Work instructions: Each entry that follows should be set down precisely, with its pictures removed.
*** Opening of Data listing ***
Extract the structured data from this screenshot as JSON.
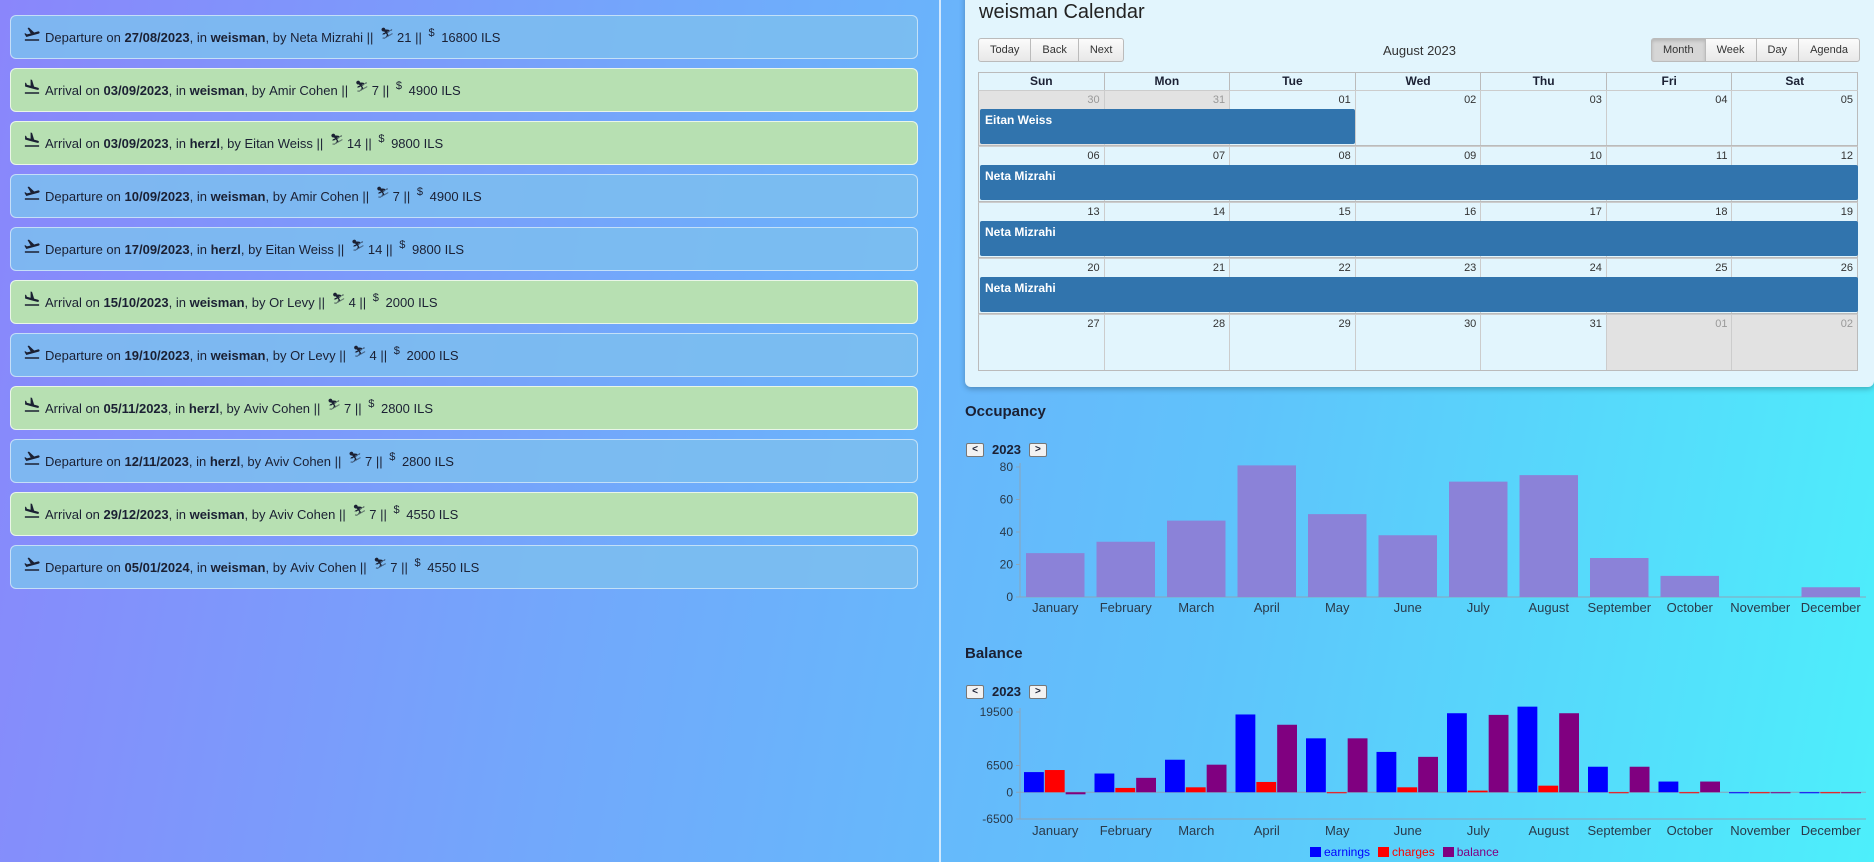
{
  "trips": [
    {
      "kind": "departure",
      "prefix": "Departure on",
      "date": "27/08/2023",
      "place": "weisman",
      "person": "Neta Mizrahi",
      "people": "21",
      "price": "16800 ILS"
    },
    {
      "kind": "arrival",
      "prefix": "Arrival on",
      "date": "03/09/2023",
      "place": "weisman",
      "person": "Amir Cohen",
      "people": "7",
      "price": "4900 ILS"
    },
    {
      "kind": "arrival",
      "prefix": "Arrival on",
      "date": "03/09/2023",
      "place": "herzl",
      "person": "Eitan Weiss",
      "people": "14",
      "price": "9800 ILS"
    },
    {
      "kind": "departure",
      "prefix": "Departure on",
      "date": "10/09/2023",
      "place": "weisman",
      "person": "Amir Cohen",
      "people": "7",
      "price": "4900 ILS"
    },
    {
      "kind": "departure",
      "prefix": "Departure on",
      "date": "17/09/2023",
      "place": "herzl",
      "person": "Eitan Weiss",
      "people": "14",
      "price": "9800 ILS"
    },
    {
      "kind": "arrival",
      "prefix": "Arrival on",
      "date": "15/10/2023",
      "place": "weisman",
      "person": "Or Levy",
      "people": "4",
      "price": "2000 ILS"
    },
    {
      "kind": "departure",
      "prefix": "Departure on",
      "date": "19/10/2023",
      "place": "weisman",
      "person": "Or Levy",
      "people": "4",
      "price": "2000 ILS"
    },
    {
      "kind": "arrival",
      "prefix": "Arrival on",
      "date": "05/11/2023",
      "place": "herzl",
      "person": "Aviv Cohen",
      "people": "7",
      "price": "2800 ILS"
    },
    {
      "kind": "departure",
      "prefix": "Departure on",
      "date": "12/11/2023",
      "place": "herzl",
      "person": "Aviv Cohen",
      "people": "7",
      "price": "2800 ILS"
    },
    {
      "kind": "arrival",
      "prefix": "Arrival on",
      "date": "29/12/2023",
      "place": "weisman",
      "person": "Aviv Cohen",
      "people": "7",
      "price": "4550 ILS"
    },
    {
      "kind": "departure",
      "prefix": "Departure on",
      "date": "05/01/2024",
      "place": "weisman",
      "person": "Aviv Cohen",
      "people": "7",
      "price": "4550 ILS"
    }
  ],
  "trip_text": {
    "in": ", in ",
    "by": ", by ",
    "sep": " || ",
    "people_icon": "⛷",
    "price_icon": "$"
  },
  "calendar": {
    "title": "weisman Calendar",
    "nav": {
      "today": "Today",
      "back": "Back",
      "next": "Next"
    },
    "month_label": "August 2023",
    "views": {
      "month": "Month",
      "week": "Week",
      "day": "Day",
      "agenda": "Agenda"
    },
    "active_view": "Month",
    "weekdays": [
      "Sun",
      "Mon",
      "Tue",
      "Wed",
      "Thu",
      "Fri",
      "Sat"
    ],
    "weeks": [
      {
        "days": [
          {
            "n": "30",
            "off": true
          },
          {
            "n": "31",
            "off": true
          },
          {
            "n": "01"
          },
          {
            "n": "02"
          },
          {
            "n": "03"
          },
          {
            "n": "04"
          },
          {
            "n": "05"
          }
        ],
        "events": [
          {
            "label": "Eitan Weiss",
            "start_col": 0,
            "span": 3
          }
        ]
      },
      {
        "days": [
          {
            "n": "06"
          },
          {
            "n": "07"
          },
          {
            "n": "08"
          },
          {
            "n": "09"
          },
          {
            "n": "10"
          },
          {
            "n": "11"
          },
          {
            "n": "12"
          }
        ],
        "events": [
          {
            "label": "Neta Mizrahi",
            "start_col": 0,
            "span": 7
          }
        ]
      },
      {
        "days": [
          {
            "n": "13"
          },
          {
            "n": "14"
          },
          {
            "n": "15"
          },
          {
            "n": "16"
          },
          {
            "n": "17"
          },
          {
            "n": "18"
          },
          {
            "n": "19"
          }
        ],
        "events": [
          {
            "label": "Neta Mizrahi",
            "start_col": 0,
            "span": 7
          }
        ]
      },
      {
        "days": [
          {
            "n": "20"
          },
          {
            "n": "21"
          },
          {
            "n": "22"
          },
          {
            "n": "23"
          },
          {
            "n": "24"
          },
          {
            "n": "25"
          },
          {
            "n": "26"
          }
        ],
        "events": [
          {
            "label": "Neta Mizrahi",
            "start_col": 0,
            "span": 7
          }
        ]
      },
      {
        "days": [
          {
            "n": "27"
          },
          {
            "n": "28"
          },
          {
            "n": "29"
          },
          {
            "n": "30"
          },
          {
            "n": "31"
          },
          {
            "n": "01",
            "off": true
          },
          {
            "n": "02",
            "off": true
          }
        ],
        "events": []
      }
    ]
  },
  "occupancy": {
    "title": "Occupancy",
    "year": "2023",
    "prev": "<",
    "next": ">"
  },
  "balance": {
    "title": "Balance",
    "year": "2023",
    "prev": "<",
    "next": ">"
  },
  "chart_data": [
    {
      "type": "bar",
      "title": "Occupancy",
      "categories": [
        "January",
        "February",
        "March",
        "April",
        "May",
        "June",
        "July",
        "August",
        "September",
        "October",
        "November",
        "December"
      ],
      "values": [
        27,
        34,
        47,
        81,
        51,
        38,
        71,
        75,
        24,
        13,
        0,
        6
      ],
      "ylim": [
        0,
        80
      ],
      "yticks": [
        0,
        20,
        40,
        60,
        80
      ],
      "color": "#8b82d8"
    },
    {
      "type": "bar",
      "title": "Balance",
      "categories": [
        "January",
        "February",
        "March",
        "April",
        "May",
        "June",
        "July",
        "August",
        "September",
        "October",
        "November",
        "December"
      ],
      "series": [
        {
          "name": "earnings",
          "color": "#0000ff",
          "values": [
            4900,
            4550,
            7900,
            18900,
            13100,
            9800,
            19200,
            20800,
            6200,
            2600,
            0,
            0
          ]
        },
        {
          "name": "charges",
          "color": "#ff0000",
          "values": [
            5400,
            1050,
            1200,
            2500,
            0,
            1200,
            400,
            1600,
            0,
            0,
            0,
            0
          ]
        },
        {
          "name": "balance",
          "color": "#800080",
          "values": [
            -500,
            3500,
            6700,
            16400,
            13100,
            8600,
            18800,
            19200,
            6200,
            2600,
            -200,
            -200
          ]
        }
      ],
      "ylim": [
        -6500,
        19500
      ],
      "yticks": [
        -6500,
        0,
        6500,
        19500
      ],
      "legend_position": "bottom-center"
    }
  ]
}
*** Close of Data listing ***
Result:
Extract the structured data from this screenshot as JSON.
{
  "trips": [
    {
      "kind": "departure",
      "prefix": "Departure on",
      "date": "27/08/2023",
      "place": "weisman",
      "person": "Neta Mizrahi",
      "people": "21",
      "price": "16800 ILS"
    },
    {
      "kind": "arrival",
      "prefix": "Arrival on",
      "date": "03/09/2023",
      "place": "weisman",
      "person": "Amir Cohen",
      "people": "7",
      "price": "4900 ILS"
    },
    {
      "kind": "arrival",
      "prefix": "Arrival on",
      "date": "03/09/2023",
      "place": "herzl",
      "person": "Eitan Weiss",
      "people": "14",
      "price": "9800 ILS"
    },
    {
      "kind": "departure",
      "prefix": "Departure on",
      "date": "10/09/2023",
      "place": "weisman",
      "person": "Amir Cohen",
      "people": "7",
      "price": "4900 ILS"
    },
    {
      "kind": "departure",
      "prefix": "Departure on",
      "date": "17/09/2023",
      "place": "herzl",
      "person": "Eitan Weiss",
      "people": "14",
      "price": "9800 ILS"
    },
    {
      "kind": "arrival",
      "prefix": "Arrival on",
      "date": "15/10/2023",
      "place": "weisman",
      "person": "Or Levy",
      "people": "4",
      "price": "2000 ILS"
    },
    {
      "kind": "departure",
      "prefix": "Departure on",
      "date": "19/10/2023",
      "place": "weisman",
      "person": "Or Levy",
      "people": "4",
      "price": "2000 ILS"
    },
    {
      "kind": "arrival",
      "prefix": "Arrival on",
      "date": "05/11/2023",
      "place": "herzl",
      "person": "Aviv Cohen",
      "people": "7",
      "price": "2800 ILS"
    },
    {
      "kind": "departure",
      "prefix": "Departure on",
      "date": "12/11/2023",
      "place": "herzl",
      "person": "Aviv Cohen",
      "people": "7",
      "price": "2800 ILS"
    },
    {
      "kind": "arrival",
      "prefix": "Arrival on",
      "date": "29/12/2023",
      "place": "weisman",
      "person": "Aviv Cohen",
      "people": "7",
      "price": "4550 ILS"
    },
    {
      "kind": "departure",
      "prefix": "Departure on",
      "date": "05/01/2024",
      "place": "weisman",
      "person": "Aviv Cohen",
      "people": "7",
      "price": "4550 ILS"
    }
  ],
  "trip_text": {
    "in": ", in ",
    "by": ", by ",
    "sep": " || ",
    "people_icon": "⛷",
    "price_icon": "$"
  },
  "calendar": {
    "title": "weisman Calendar",
    "nav": {
      "today": "Today",
      "back": "Back",
      "next": "Next"
    },
    "month_label": "August 2023",
    "views": {
      "month": "Month",
      "week": "Week",
      "day": "Day",
      "agenda": "Agenda"
    },
    "active_view": "Month",
    "weekdays": [
      "Sun",
      "Mon",
      "Tue",
      "Wed",
      "Thu",
      "Fri",
      "Sat"
    ],
    "weeks": [
      {
        "days": [
          {
            "n": "30",
            "off": true
          },
          {
            "n": "31",
            "off": true
          },
          {
            "n": "01"
          },
          {
            "n": "02"
          },
          {
            "n": "03"
          },
          {
            "n": "04"
          },
          {
            "n": "05"
          }
        ],
        "events": [
          {
            "label": "Eitan Weiss",
            "start_col": 0,
            "span": 3
          }
        ]
      },
      {
        "days": [
          {
            "n": "06"
          },
          {
            "n": "07"
          },
          {
            "n": "08"
          },
          {
            "n": "09"
          },
          {
            "n": "10"
          },
          {
            "n": "11"
          },
          {
            "n": "12"
          }
        ],
        "events": [
          {
            "label": "Neta Mizrahi",
            "start_col": 0,
            "span": 7
          }
        ]
      },
      {
        "days": [
          {
            "n": "13"
          },
          {
            "n": "14"
          },
          {
            "n": "15"
          },
          {
            "n": "16"
          },
          {
            "n": "17"
          },
          {
            "n": "18"
          },
          {
            "n": "19"
          }
        ],
        "events": [
          {
            "label": "Neta Mizrahi",
            "start_col": 0,
            "span": 7
          }
        ]
      },
      {
        "days": [
          {
            "n": "20"
          },
          {
            "n": "21"
          },
          {
            "n": "22"
          },
          {
            "n": "23"
          },
          {
            "n": "24"
          },
          {
            "n": "25"
          },
          {
            "n": "26"
          }
        ],
        "events": [
          {
            "label": "Neta Mizrahi",
            "start_col": 0,
            "span": 7
          }
        ]
      },
      {
        "days": [
          {
            "n": "27"
          },
          {
            "n": "28"
          },
          {
            "n": "29"
          },
          {
            "n": "30"
          },
          {
            "n": "31"
          },
          {
            "n": "01",
            "off": true
          },
          {
            "n": "02",
            "off": true
          }
        ],
        "events": []
      }
    ]
  },
  "occupancy": {
    "title": "Occupancy",
    "year": "2023",
    "prev": "<",
    "next": ">"
  },
  "balance": {
    "title": "Balance",
    "year": "2023",
    "prev": "<",
    "next": ">"
  },
  "chart_data": [
    {
      "type": "bar",
      "title": "Occupancy",
      "categories": [
        "January",
        "February",
        "March",
        "April",
        "May",
        "June",
        "July",
        "August",
        "September",
        "October",
        "November",
        "December"
      ],
      "values": [
        27,
        34,
        47,
        81,
        51,
        38,
        71,
        75,
        24,
        13,
        0,
        6
      ],
      "ylim": [
        0,
        80
      ],
      "yticks": [
        0,
        20,
        40,
        60,
        80
      ],
      "color": "#8b82d8"
    },
    {
      "type": "bar",
      "title": "Balance",
      "categories": [
        "January",
        "February",
        "March",
        "April",
        "May",
        "June",
        "July",
        "August",
        "September",
        "October",
        "November",
        "December"
      ],
      "series": [
        {
          "name": "earnings",
          "color": "#0000ff",
          "values": [
            4900,
            4550,
            7900,
            18900,
            13100,
            9800,
            19200,
            20800,
            6200,
            2600,
            0,
            0
          ]
        },
        {
          "name": "charges",
          "color": "#ff0000",
          "values": [
            5400,
            1050,
            1200,
            2500,
            0,
            1200,
            400,
            1600,
            0,
            0,
            0,
            0
          ]
        },
        {
          "name": "balance",
          "color": "#800080",
          "values": [
            -500,
            3500,
            6700,
            16400,
            13100,
            8600,
            18800,
            19200,
            6200,
            2600,
            -200,
            -200
          ]
        }
      ],
      "ylim": [
        -6500,
        19500
      ],
      "yticks": [
        -6500,
        0,
        6500,
        19500
      ],
      "legend_position": "bottom-center"
    }
  ]
}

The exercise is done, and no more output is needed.